_EXERCISE PROMPT_
Check every line below for the word "name" and copy each one that has it.
*** Opening MATERIAL FOR THE TASK ***
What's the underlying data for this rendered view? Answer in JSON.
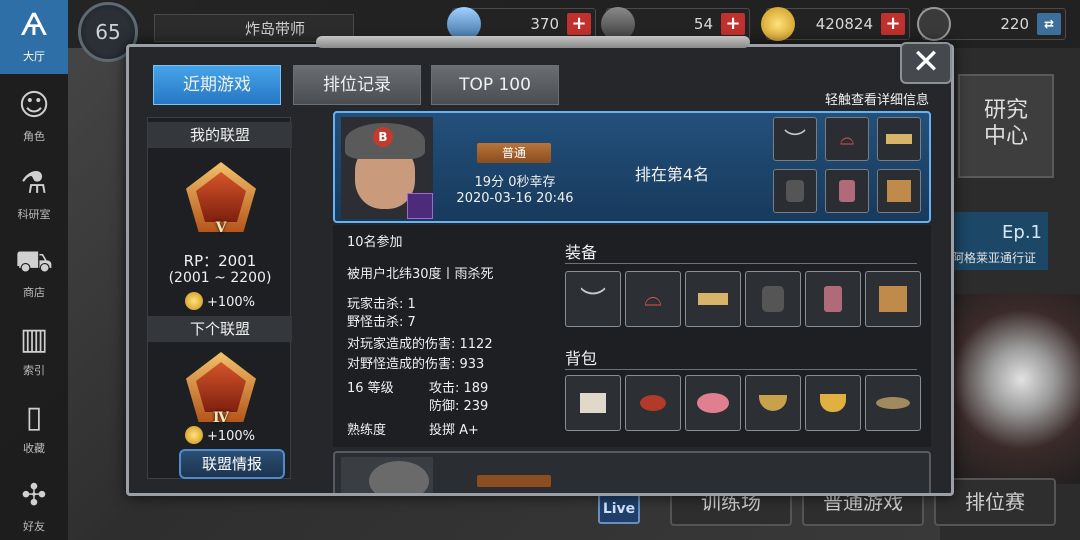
{
  "player": {
    "level": "65",
    "name": "炸岛带师"
  },
  "resources": [
    {
      "name": "gem",
      "value": "370",
      "icon": "gem-icon",
      "action": "plus-icon"
    },
    {
      "name": "ticket",
      "value": "54",
      "icon": "ticket-icon",
      "action": "plus-icon"
    },
    {
      "name": "coin",
      "value": "420824",
      "icon": "coin-icon",
      "action": "plus-icon"
    },
    {
      "name": "bp",
      "value": "220",
      "icon": "bp-icon",
      "action": "exchange-icon"
    }
  ],
  "sidebar": [
    {
      "label": "大厅",
      "icon": "lobby-icon",
      "active": true
    },
    {
      "label": "角色",
      "icon": "character-icon"
    },
    {
      "label": "科研室",
      "icon": "lab-icon"
    },
    {
      "label": "商店",
      "icon": "cart-icon"
    },
    {
      "label": "索引",
      "icon": "index-icon"
    },
    {
      "label": "收藏",
      "icon": "book-icon"
    },
    {
      "label": "好友",
      "icon": "gamepad-icon"
    }
  ],
  "background": {
    "research": "研究\n中心",
    "ep": "Ep.1",
    "ep_sub": "阿格莱亚通行证",
    "buttons": [
      "训练场",
      "普通游戏",
      "排位赛"
    ],
    "live": "Live"
  },
  "modal": {
    "tabs": [
      "近期游戏",
      "排位记录",
      "TOP 100"
    ],
    "active_tab": 0,
    "hint": "轻触查看详细信息"
  },
  "league": {
    "my_title": "我的联盟",
    "my_rank": "V",
    "rp": "RP：2001",
    "rp_range": "(2001 ~ 2200)",
    "bonus": "+100%",
    "next_title": "下个联盟",
    "next_rank": "Ⅳ",
    "next_bonus": "+100%",
    "button": "联盟情报"
  },
  "match": {
    "mode": "普通",
    "survive": "19分 0秒幸存",
    "datetime": "2020-03-16 20:46",
    "rank": "排在第4名",
    "participants": "10名参加",
    "killed_by": "被用户北纬30度丨雨杀死",
    "player_kills": "玩家击杀: 1",
    "monster_kills": "野怪击杀: 7",
    "player_damage": "对玩家造成的伤害: 1122",
    "monster_damage": "对野怪造成的伤害: 933",
    "level": "16 等级",
    "attack": "攻击: 189",
    "defense": "防御: 239",
    "mastery_label": "熟练度",
    "mastery_value": "投掷 A+",
    "equipment_title": "装备",
    "bag_title": "背包",
    "equipment": [
      "boomerang-icon",
      "glasses-icon",
      "bracer-icon",
      "armor-icon",
      "boots-icon",
      "crate-icon"
    ],
    "bag": [
      "scroll-icon",
      "crab-icon",
      "meat-icon",
      "pot-icon",
      "bowl-icon",
      "fish-icon"
    ]
  }
}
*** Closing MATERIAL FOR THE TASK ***
_ANSWER TO THIS TASK_
    "name": "炸岛带师"
      "name": "gem",
      "name": "ticket",
      "name": "coin",
      "name": "bp",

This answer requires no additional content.